He continues: “The judges in Egypt used to handle the cases of Muslims inside the mosques, and then commit to separate sessions following the afternoon prayer (or al-‘Asr) to handle and decide issues of the People of the Book.  Sometimes magistrates used to dedicate a whole day for them and welcome them inside their personal house in order to look into their cases.”


The Brotherhood’s Mufti elaborates further on his fatwa, saying: “Like any other community, the Islamic community also has its customs, norms and traditions that all those who are peculiar to it and happen to live within it must uphold these norms in respect. In a given Muslim society, it is totally wrong and forbidden to indulge in wantonness as well as it is strictly impermissible to have relationships or mix with the opposite sex outside the realm of marriage.


As for personal matters and practices, such as marriage, divorce, eating pork and drinking alcohol which are all allowed by virtue of their religions, but not allowed in Islam. Yet, Islam does not impose on them anything nor tries to affect the ruling of proscription or prescription thereof.


In fact, many fuqaha (i.e. jurists or scholars of legal theory) did not even bother subsuming these matters into their writings on jurisprudence. However, the majority of those fuqaha have stipulated that these matters and practices should never be done in public for the sole purpose of persevering the community's identity and decency. 

As for the Riba (i.e. usury or exorbitant interest), it had been always declared as Haram (i.e. prohibited) in all the divinely-revealed religions, theirs included. Thus, it is not proper to deal with interest within an Islamic community.


From the above explanation, we can conclude that all the harms, ills and evils that Islam forbids are by extension ruled as ‘forbidden’ to anyone. Therefore, no one should take the prohibited things in Islam lightly by simply doing them in public, particularly the People of the Book. Should they come to do those things in public, it would certainly hurt the feelings of the Islamic community around them, in which they live and interact.  In a nutshell, all things that Islam forbids and warns its followers against, which are permissible for the People of the Book, should never be done in public as it will be deemed as complete disregard for the feelings of their Muslim friends and neighbors.”



He then tells the readers: “[And] perhaps this is an odd fatwa that you came across from a so-called Muslim modernist, being easy prey to globalization and acculturation, and who does not care for the dignity of the Islamic community.
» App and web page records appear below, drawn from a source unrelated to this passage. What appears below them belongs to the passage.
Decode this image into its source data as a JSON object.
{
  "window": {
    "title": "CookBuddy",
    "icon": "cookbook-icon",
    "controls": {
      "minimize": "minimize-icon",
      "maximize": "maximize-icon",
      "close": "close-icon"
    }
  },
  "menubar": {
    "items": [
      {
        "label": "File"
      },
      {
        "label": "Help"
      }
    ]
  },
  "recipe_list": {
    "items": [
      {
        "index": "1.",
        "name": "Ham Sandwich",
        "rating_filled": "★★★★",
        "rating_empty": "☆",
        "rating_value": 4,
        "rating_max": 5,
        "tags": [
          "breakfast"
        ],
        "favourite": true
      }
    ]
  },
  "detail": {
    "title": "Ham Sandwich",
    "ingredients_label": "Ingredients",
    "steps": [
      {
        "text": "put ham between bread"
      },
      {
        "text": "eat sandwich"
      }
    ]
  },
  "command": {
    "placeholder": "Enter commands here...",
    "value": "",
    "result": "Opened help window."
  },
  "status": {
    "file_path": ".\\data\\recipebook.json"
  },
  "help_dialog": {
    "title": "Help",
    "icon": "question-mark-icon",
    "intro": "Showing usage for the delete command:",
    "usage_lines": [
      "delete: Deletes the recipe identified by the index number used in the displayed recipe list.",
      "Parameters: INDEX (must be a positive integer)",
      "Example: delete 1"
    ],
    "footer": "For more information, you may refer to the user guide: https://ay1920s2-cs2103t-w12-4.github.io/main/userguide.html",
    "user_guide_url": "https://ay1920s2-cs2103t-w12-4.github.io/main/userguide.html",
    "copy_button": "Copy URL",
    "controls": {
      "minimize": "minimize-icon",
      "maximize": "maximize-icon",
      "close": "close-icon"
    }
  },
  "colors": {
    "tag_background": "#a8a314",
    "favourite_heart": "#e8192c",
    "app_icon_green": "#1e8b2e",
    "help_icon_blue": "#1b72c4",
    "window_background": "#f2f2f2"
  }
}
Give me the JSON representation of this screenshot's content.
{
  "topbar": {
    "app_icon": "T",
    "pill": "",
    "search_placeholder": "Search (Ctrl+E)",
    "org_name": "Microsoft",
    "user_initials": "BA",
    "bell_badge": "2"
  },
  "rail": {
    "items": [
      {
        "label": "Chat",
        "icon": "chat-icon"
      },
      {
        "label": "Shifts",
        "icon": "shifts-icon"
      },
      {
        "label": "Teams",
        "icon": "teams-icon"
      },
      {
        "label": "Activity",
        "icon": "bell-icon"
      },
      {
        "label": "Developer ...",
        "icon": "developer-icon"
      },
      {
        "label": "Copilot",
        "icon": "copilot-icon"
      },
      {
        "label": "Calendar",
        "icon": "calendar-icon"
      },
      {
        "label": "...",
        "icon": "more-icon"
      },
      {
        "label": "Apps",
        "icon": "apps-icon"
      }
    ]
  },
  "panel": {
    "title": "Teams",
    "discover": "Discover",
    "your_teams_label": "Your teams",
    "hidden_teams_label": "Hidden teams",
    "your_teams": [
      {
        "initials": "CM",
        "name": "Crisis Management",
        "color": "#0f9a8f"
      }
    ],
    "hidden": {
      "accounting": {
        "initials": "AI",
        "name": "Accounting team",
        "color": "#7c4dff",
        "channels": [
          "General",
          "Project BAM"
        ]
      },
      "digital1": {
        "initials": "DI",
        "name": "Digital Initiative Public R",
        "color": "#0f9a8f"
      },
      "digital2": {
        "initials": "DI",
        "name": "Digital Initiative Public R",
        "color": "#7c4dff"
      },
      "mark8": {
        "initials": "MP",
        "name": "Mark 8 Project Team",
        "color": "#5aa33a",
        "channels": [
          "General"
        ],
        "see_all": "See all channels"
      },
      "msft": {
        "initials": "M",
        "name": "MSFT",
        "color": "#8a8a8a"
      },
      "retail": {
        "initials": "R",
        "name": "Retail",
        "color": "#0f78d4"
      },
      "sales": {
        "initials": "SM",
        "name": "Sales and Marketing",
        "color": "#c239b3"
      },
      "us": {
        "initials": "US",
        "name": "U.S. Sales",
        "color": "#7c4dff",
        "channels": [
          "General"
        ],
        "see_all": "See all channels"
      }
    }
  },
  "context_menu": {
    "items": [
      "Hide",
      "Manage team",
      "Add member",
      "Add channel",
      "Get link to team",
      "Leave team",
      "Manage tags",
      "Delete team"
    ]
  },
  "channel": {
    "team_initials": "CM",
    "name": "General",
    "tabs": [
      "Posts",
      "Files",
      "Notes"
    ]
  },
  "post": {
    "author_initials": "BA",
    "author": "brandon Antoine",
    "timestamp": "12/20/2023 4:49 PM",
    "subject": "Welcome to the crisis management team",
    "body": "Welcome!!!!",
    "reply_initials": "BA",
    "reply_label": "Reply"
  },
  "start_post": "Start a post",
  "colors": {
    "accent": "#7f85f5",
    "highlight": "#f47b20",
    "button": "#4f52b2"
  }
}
Such fatwas are made under the pretext of keeping pace with the times according to the figment of their imagination and limited understanding. In any case, we always say that the Islamic community is a clean, humane society that bears all the hallmarks of purity and decency for the sake of God, no one else. It does not have nightclubs. It does not have unethical tourism at the expense of the honor, dignity and morals of Muslims for the Muslim fears no one but God alone; and this fear galvanizes him to better himself and his lot.





After this detailed and nuanced response to the Brotherhood’s thin and flawed arguments which were made during the hearings, I would like to conclude by emphasizing the following observations.

I was keen to refute the Brotherhood’s claims and respond to them with facts from their own literature and history.  I did not accuse them falsely of anything that they did not already say or do. For purposes of authenticity and reliability, I delved deep into their writings, be them Hassan al-Banna’s and/or Sayyid Qutb’s writings, and analyzed their statements and practices that have been there since the Brotherhood’s inception.

The Muslim Brotherhood is a pragmatist group, which, contrary to its claims, is not hesitant to reveal the opposite of what it says or does in order to achieve its ends. In Western societies, they work on “empowerment” in various ways by accommodating their projects and ideas so that they can control society in its entirety. This happened in Egypt as well as many other Arab countries, and it is happening right now in Britain.


Facebook comments